Journal of a Tour to the Hebrides (1785)

Long title: 

Journal of a Tour to the Hebrides with Samuel Johnson, LL. D. (1785)

Year of 1st publication: 


Book description: 

Based on the personal journal of James Boswell, for which he became so famous almost two centuries later, this volume details the journey to the Hebrides in the late summer and autumn of 1773 of Boswell and his friend (Dr.) Samuel Johnson.

Following some initial remarks by Boswell about the setup and the preparations for the journey, the story begins on August 14, 1773 with Dr. Johnson's arrival at Boyd's Inn, Edinburgh, and ends with their taking leave of each other at the inn at Blackshiels about 15 miles south-east of Edinburgh on November 22, 1773.

Johnson published his own account of the journey as "A Journey to the Western Isles of Scotland" as early as 1775 - no mention of Boswell in the title - and it is interesting to compare the very different accounts the travelling companions gave of the same journey. Not that they contradict each other to any significant extent, but rather because it tells us a lot about the authors themselves. Johnson's account is in the style of the travellers' accounts so popular in those days, detailing historical facts and descriptions of the environment of the places visited. Boswell's account, on the other hand, is in the style of a journal - a personal account, detailing his thoughts and the social events and conservations he and Johnson had during the three months they spend together in Scotland. As such the two books complement each other beautifully.
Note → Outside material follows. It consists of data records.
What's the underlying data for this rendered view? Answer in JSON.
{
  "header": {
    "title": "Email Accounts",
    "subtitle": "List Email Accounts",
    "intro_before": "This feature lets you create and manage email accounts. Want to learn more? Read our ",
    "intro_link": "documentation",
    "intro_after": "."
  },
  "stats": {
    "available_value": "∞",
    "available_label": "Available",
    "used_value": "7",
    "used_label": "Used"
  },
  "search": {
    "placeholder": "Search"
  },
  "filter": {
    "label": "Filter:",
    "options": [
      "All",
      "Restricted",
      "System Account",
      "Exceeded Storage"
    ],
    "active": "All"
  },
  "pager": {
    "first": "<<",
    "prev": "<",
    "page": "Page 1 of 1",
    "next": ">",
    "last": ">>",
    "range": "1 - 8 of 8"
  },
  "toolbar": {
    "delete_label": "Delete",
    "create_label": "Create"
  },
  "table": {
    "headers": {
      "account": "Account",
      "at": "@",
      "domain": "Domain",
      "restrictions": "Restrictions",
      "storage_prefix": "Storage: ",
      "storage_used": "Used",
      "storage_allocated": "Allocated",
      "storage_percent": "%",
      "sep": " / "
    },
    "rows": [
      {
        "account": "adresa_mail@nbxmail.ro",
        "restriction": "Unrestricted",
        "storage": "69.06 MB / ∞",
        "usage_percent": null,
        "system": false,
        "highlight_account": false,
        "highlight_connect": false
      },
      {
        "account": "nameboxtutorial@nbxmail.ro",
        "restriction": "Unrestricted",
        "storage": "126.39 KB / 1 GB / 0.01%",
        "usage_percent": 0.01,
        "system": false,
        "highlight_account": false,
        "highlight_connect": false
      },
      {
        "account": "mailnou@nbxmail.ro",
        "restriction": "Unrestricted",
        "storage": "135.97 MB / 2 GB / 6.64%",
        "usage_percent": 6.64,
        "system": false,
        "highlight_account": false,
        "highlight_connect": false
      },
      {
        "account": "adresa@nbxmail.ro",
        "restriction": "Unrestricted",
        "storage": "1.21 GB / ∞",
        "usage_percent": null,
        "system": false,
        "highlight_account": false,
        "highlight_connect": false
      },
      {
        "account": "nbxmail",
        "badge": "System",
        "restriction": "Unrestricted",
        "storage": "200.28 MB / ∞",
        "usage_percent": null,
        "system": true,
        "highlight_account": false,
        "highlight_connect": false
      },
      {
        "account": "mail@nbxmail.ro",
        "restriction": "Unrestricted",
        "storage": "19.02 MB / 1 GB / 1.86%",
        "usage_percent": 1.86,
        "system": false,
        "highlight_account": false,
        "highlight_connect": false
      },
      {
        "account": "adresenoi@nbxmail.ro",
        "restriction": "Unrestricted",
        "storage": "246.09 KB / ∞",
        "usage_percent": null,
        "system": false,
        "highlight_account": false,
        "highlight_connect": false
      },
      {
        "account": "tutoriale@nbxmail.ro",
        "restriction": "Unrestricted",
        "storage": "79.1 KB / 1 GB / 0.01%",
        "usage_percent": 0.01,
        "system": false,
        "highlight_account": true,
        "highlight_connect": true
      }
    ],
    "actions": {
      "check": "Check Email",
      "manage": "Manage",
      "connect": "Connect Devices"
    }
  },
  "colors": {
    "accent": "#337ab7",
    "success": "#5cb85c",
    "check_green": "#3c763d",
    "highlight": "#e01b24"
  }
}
Boswell narrowly avoided fighting a duel with Sir Alexander Macdonald, Bt. because of the account he gave of his and Johnson's reception at Armadale on Skye, and his personal observations on Sir Alexander and Lady Macdonald. His reputation was also somewhat tarnished because of the indiscretion he showed by printing sometimes verbatim accounts of personal conversations by or about people still living at the time of publication.


This is probably Boswell's most widely available work second only to his Life of Johnson. It has been reprinted numerous times since its initial publication in 1785.

Most useful to Boswell enthusiasts are probably the two William Heinemann editions published in 1936 and 1961 respectively. The 1936 was the first edition of a Boswell text based on the discovery of his manuscript notes discovered in the 1920s and 1930s which was made available to a wider audience. The 1961 edition is a reprint of the 1936 edition with a new introduction and numerous endnotes added to fully take advantage of the huge progress in research that had taken place since 1936. The first edition was edited by Charles Bennett and Frederick Pottle, while the last was completed by Pottle alone following Bennett's death in 1957.


Literally hundreds of copies, new and old, are available from